Women's Health

Blocked Breast Ducts

Blocked breast ducts can make nursing a challenge. A duct that remains blocked for a prolonged period is at risk of becoming infected. If you are concerned, consult your doctor or public health nurse as soon as possible. If you have a fever, see your doctor immediately.

If you have been referred for treatment for a blocked duct, you should be seen within 24 hours by one of our experienced Physiotherapists for your assessment and treatment. Our Physiotherapists are very supportive of any concerns which you may have regarding your breast feeding.  Gail, Jo-Ann, Kateryna,  Hagit and Negar are our clinic Physiotherapists treating blocked breast ducts.

Treatment, if appropriate, usually consists of a specific dose of ultrasound to assist in the disruption of the blockage, soft tissue massage to move the blockage along the duct and heat. You will then be provided with a quiet area to nurse your baby. Education regarding what you can do at home will be also be provided.

A follow-up appointment will be scheduled for the following day. Please feel free to ask any questions at any time.

Pelvic Floor Rehabilitation

Pelvic Health concerns such as pelvic pain, incontinence, urgency and pelvic organ prolapse are very common and can affect a person’s day to day life.  Unfortunately, these symptoms and conditions are not often talked about so many people can suffer in silence, not knowing that there are very effective solutions available.

There are Physiotherapists specifically trained in Pelvic Floor Rehabilitation able to assess the symptoms you are having and make their recommendations for treatment in order to help you.

What is the Pelvic Floor?

The Pelvic Floor is the term used to refer to the group muscles which attach the pelvic bone to the sacrum. The muscles help support your organs, provide lumbar stability, as well as maintain continence and normal function.

Why is the Pelvic Floor Important?

These muscles have specific functions and are very important. A hypotonic (weak) pelvic floor can lead to incontinence. A prolapsed or hypertonic (tight) floor can lead to urinary and fecal urgency, incontinence, pelvic pain and other pelvic conditions.

What can be done?

Kegel exercise are often provided to treat pelvic floor problems. However, Kegels are not meant for everyone and are often not done properly.
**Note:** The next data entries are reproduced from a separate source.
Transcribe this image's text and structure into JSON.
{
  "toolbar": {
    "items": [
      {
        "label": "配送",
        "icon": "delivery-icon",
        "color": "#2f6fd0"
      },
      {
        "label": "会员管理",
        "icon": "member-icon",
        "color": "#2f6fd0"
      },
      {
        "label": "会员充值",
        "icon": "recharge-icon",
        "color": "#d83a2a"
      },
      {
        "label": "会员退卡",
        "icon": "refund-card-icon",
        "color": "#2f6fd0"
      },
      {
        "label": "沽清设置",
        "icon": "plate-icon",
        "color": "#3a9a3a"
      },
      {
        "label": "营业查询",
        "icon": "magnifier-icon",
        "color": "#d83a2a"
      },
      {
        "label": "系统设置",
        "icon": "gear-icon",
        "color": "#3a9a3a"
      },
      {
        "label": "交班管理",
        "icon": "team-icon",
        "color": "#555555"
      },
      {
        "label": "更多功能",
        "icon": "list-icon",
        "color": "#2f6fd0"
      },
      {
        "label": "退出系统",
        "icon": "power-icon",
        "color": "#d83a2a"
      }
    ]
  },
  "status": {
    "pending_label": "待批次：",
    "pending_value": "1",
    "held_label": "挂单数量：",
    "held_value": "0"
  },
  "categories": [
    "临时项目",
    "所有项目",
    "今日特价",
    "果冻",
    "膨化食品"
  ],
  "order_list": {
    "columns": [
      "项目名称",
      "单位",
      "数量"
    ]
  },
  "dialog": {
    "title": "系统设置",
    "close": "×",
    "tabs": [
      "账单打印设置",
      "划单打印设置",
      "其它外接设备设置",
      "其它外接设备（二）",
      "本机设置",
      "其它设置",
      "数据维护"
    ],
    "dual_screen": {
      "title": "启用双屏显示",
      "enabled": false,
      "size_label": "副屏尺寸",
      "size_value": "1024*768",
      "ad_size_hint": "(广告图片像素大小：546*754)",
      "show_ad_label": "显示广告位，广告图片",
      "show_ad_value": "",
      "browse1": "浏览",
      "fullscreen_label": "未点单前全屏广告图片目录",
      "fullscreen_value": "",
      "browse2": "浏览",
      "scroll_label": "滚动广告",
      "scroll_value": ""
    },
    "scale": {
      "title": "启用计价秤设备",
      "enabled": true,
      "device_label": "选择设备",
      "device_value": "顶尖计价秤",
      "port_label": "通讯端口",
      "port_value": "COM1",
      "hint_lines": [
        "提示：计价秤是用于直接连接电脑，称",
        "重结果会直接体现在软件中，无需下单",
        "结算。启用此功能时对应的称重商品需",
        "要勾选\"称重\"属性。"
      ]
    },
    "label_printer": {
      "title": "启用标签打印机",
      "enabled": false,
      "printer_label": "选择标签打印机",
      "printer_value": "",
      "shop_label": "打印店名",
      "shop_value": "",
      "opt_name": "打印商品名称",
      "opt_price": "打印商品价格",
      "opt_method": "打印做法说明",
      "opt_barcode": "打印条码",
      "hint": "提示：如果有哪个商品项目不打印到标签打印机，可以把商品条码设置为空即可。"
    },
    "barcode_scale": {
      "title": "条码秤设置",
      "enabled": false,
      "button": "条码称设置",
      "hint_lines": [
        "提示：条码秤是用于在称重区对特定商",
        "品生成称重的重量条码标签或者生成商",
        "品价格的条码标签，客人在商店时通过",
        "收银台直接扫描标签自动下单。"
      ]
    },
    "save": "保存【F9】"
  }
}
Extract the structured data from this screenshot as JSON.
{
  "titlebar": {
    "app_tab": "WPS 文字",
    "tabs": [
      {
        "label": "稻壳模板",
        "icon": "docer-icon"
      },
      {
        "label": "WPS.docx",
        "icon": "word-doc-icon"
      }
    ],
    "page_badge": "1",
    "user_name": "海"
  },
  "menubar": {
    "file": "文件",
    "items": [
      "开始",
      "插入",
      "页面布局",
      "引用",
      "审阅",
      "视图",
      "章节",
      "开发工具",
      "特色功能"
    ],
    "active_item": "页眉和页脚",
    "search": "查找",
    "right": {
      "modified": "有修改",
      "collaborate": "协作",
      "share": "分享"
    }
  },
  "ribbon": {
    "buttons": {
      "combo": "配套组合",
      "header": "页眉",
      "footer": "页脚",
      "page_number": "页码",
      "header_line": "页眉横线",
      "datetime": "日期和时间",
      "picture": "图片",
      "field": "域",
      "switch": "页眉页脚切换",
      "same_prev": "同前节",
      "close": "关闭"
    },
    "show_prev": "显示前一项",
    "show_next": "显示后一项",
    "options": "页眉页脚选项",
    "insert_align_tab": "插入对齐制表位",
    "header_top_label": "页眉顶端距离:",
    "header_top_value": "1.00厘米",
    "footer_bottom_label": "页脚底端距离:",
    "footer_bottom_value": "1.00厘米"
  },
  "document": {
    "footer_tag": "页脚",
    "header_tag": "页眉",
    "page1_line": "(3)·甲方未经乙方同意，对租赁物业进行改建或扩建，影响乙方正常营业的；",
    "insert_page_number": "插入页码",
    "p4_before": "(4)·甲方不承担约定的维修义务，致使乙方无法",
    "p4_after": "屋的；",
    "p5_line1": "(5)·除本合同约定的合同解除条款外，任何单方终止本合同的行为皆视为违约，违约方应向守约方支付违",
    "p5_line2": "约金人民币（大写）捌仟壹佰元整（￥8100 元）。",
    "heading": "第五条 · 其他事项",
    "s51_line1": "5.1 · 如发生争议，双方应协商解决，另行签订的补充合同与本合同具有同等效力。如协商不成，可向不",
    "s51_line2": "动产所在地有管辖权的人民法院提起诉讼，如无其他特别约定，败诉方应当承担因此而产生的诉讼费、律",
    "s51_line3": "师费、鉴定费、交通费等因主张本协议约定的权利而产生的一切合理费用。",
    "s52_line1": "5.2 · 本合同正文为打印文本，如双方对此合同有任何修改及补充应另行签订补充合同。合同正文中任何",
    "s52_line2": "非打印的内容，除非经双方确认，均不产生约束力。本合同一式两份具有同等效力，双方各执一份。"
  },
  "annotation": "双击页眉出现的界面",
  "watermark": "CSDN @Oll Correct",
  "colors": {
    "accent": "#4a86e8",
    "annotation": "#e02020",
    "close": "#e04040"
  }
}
Physiotherapists with specialized training in pelvic floor rehabilitation should be your first line of defense for stress, urge and mixed incontinence.

Do you have questions?

Hagit and Negar are our clinic’s Physiotherapists who treat our patients requiring Pelvic Floor Rehabilitation. Please call the clinic to speak with either of them about any questions you have.

Pre/Post-Natal Care

Pro Motion Physiotherapy has Physiotherapists who are knowledgeable about and experienced in pre-natal and post-natal lifestyle care.

As your body grows month by month in your pregnancy, you will experience physical and hormonal changes which may cause problems such as: postural changes, low back pain, neck pain, balance and flare up of old injuries. Those can be treated by the Physiotherapist with the goal to relieve discomfort.

Research shows that a good exercise program can prevent or reduce the risk of constipation, gestational diabetes, hypertension, placental damage, diastases recti during pregnancy, obstetrician intervention and cesarean. A proper exercise program reduces active labour time during delivery and improves bladder control. It also lowers the risk of loss of bone density, and speeds up restoration of pre-activity fitness postpartum.

We can provide an individualized and appropriate exercise program for all the stages of pregnancy as well as a postpartum exercise program for mother and child. The goal is to help promote a positive pregnancy and healthy lifestyle for you and your baby.